----- GIVEN ENTRIES
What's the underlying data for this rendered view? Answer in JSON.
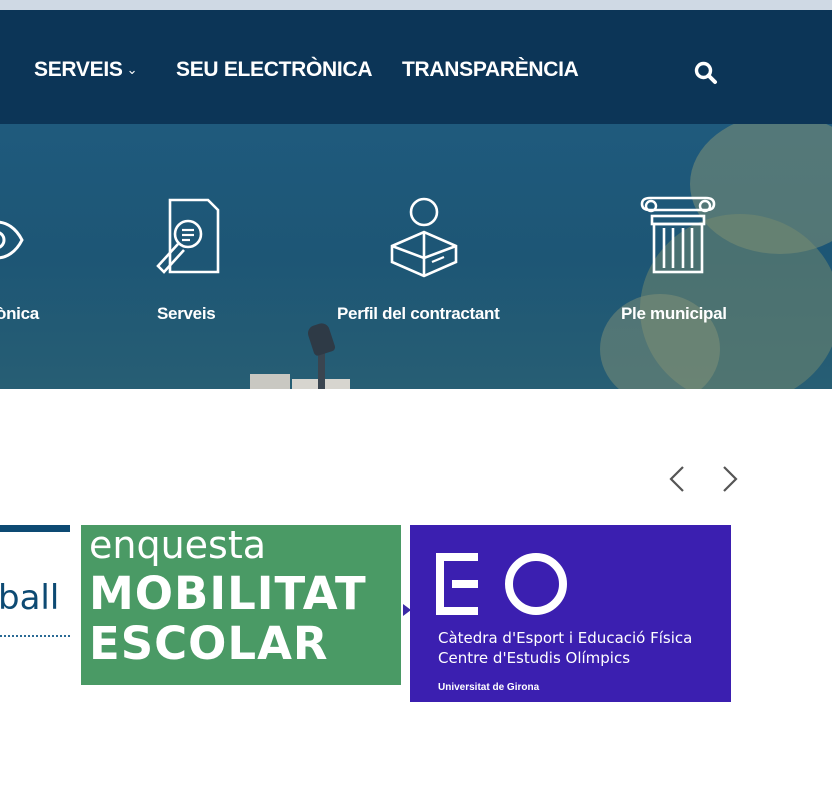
{
  "nav": {
    "items": [
      {
        "label": "SERVEIS",
        "chevron": "⌄"
      },
      {
        "label": "SEU ELECTRÒNICA"
      },
      {
        "label": "TRANSPARÈNCIA"
      }
    ],
    "search_icon": "search-icon"
  },
  "hero": {
    "items": [
      {
        "label": "ònica",
        "icon": "eye-icon"
      },
      {
        "label": "Serveis",
        "icon": "document-search-icon"
      },
      {
        "label": "Perfil del contractant",
        "icon": "person-reading-icon"
      },
      {
        "label": "Ple municipal",
        "icon": "column-icon"
      }
    ]
  },
  "carousel": {
    "prev": "‹",
    "next": "›",
    "banners": [
      {
        "text": "ball"
      },
      {
        "line1": "enquesta",
        "line2": "MOBILITAT",
        "line3": "ESCOLAR"
      },
      {
        "line1": "Càtedra d'Esport i Educació Física",
        "line2": "Centre d'Estudis Olímpics",
        "line3": "Universitat de Girona"
      }
    ]
  },
  "colors": {
    "nav_bg": "#0c3557",
    "banner_green": "#4a9a65",
    "banner_purple": "#3b1fb0",
    "accent_blue": "#0d4a73"
  }
}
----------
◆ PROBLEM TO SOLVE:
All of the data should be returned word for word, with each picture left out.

◆ SOLUTION:
What's the underlying data for this rendered view? Answer in JSON.
{
  "nav": {
    "items": [
      {
        "label": "SERVEIS",
        "chevron": "⌄"
      },
      {
        "label": "SEU ELECTRÒNICA"
      },
      {
        "label": "TRANSPARÈNCIA"
      }
    ],
    "search_icon": "search-icon"
  },
  "hero": {
    "items": [
      {
        "label": "ònica",
        "icon": "eye-icon"
      },
      {
        "label": "Serveis",
        "icon": "document-search-icon"
      },
      {
        "label": "Perfil del contractant",
        "icon": "person-reading-icon"
      },
      {
        "label": "Ple municipal",
        "icon": "column-icon"
      }
    ]
  },
  "carousel": {
    "prev": "‹",
    "next": "›",
    "banners": [
      {
        "text": "ball"
      },
      {
        "line1": "enquesta",
        "line2": "MOBILITAT",
        "line3": "ESCOLAR"
      },
      {
        "line1": "Càtedra d'Esport i Educació Física",
        "line2": "Centre d'Estudis Olímpics",
        "line3": "Universitat de Girona"
      }
    ]
  },
  "colors": {
    "nav_bg": "#0c3557",
    "banner_green": "#4a9a65",
    "banner_purple": "#3b1fb0",
    "accent_blue": "#0d4a73"
  }
}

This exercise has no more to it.